**Aim of the exercise:**
Copy the result of filtering the entries below for lines that include the string "icon".

**Source data:**
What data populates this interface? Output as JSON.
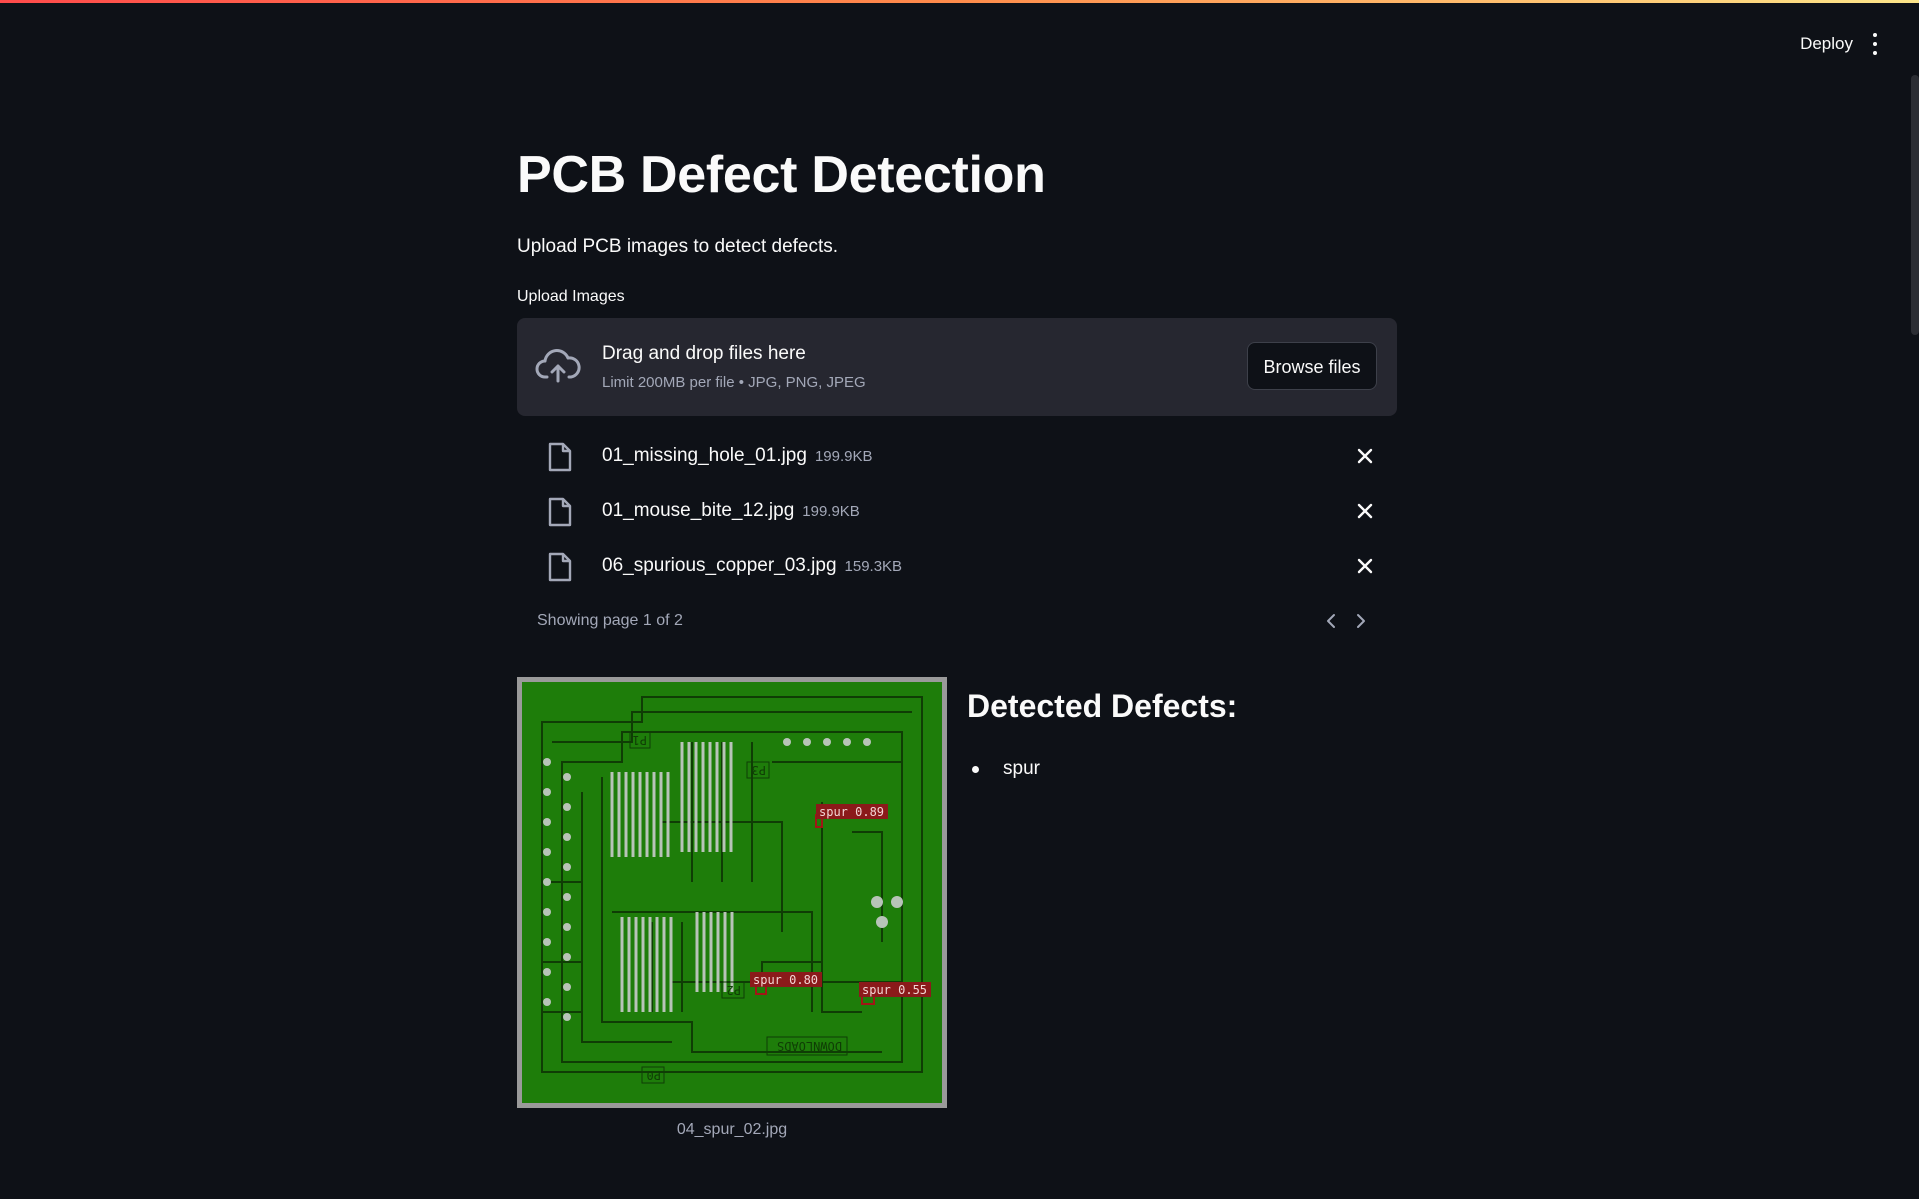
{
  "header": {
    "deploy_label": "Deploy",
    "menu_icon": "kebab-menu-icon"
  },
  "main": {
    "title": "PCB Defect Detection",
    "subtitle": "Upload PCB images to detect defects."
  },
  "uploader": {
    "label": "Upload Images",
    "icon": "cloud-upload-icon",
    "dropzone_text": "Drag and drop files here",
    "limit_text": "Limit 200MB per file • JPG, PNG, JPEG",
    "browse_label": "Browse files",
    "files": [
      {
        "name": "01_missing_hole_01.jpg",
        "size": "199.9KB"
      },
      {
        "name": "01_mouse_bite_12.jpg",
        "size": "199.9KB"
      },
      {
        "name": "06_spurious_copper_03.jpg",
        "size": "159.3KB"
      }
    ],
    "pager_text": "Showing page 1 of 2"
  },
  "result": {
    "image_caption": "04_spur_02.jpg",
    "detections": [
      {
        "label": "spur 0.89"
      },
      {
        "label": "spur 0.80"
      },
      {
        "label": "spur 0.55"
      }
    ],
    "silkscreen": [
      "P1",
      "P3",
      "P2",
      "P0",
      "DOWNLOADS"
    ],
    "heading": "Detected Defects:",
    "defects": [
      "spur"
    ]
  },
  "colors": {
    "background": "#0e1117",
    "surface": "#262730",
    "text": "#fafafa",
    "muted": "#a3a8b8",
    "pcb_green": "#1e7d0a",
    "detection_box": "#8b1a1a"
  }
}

**Task solution:**
    "menu_icon": "kebab-menu-icon"
    "icon": "cloud-upload-icon",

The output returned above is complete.